Thank you, Mr. Chair.
Good morning to all of you, ladies and gentlemen. I am very pleased to be with you in Saskatchewan today.
This is the third place we have visited in three days. We've met with nearly all francophone groups from all provinces in the past year and a half.
Listening to you this morning, I sensed bitterness and considerable frustration. I sense it's not easy for you in Saskatchewan, but please know that we hear you and sympathize with you. We know your situation is not an easy one.
I will begin by telling you that French is an everyday struggle in Canada. Some people, like you, are in the trenches every day of their lives. I want to thank you, and I know this Isn't easy. As a Conservative from Old Quebec, I'm in a political trench, but you are in a linguistic trench.
Getting back to serious matters, although I understand your frustration and bitterness over your respective files, such as health, school boards, economic development, parents and the Assemblée communautaire fransaskoise, I would like to hear what you have to say about topics other than your respective grievances.
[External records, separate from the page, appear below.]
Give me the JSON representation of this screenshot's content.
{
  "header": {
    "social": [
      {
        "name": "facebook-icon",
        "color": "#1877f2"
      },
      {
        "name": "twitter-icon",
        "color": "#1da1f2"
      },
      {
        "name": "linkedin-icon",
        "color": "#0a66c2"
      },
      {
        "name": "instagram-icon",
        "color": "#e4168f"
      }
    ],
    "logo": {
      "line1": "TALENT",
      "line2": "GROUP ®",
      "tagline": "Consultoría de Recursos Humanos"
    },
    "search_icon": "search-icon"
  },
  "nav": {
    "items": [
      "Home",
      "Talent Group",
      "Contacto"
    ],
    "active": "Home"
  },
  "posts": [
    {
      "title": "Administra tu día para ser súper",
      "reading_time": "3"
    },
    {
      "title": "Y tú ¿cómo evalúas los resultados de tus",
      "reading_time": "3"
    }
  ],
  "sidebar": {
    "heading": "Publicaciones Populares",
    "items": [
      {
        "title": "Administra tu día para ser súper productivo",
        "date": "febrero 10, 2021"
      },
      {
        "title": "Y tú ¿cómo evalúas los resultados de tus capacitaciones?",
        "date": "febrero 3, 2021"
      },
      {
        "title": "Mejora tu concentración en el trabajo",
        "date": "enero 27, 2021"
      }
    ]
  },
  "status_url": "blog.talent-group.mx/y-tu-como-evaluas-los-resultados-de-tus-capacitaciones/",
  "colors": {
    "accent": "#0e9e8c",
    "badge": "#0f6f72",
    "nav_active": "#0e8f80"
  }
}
Our main task from now until the next election—at least it's my objective—is to lay the foundation for a revision of the Official Languages Act.
Mr. Barry, I believe you touched on that subject a little earlier when I went out for coffee. I heard you talk about modernizing the act. I was just leaving, and I felt I had to come back as soon as possible. However, I believe the concern you addressed was just about the school boards.
I would like each of you to give me one or two general priorities that you would like to see addressed in the Official Languages Act, such as enforcement powers for the Commissioner. That's a priority; it's a general one, and it's mine.
Let's start with you, Mr. Simard. What are your priorities for the revision of the act?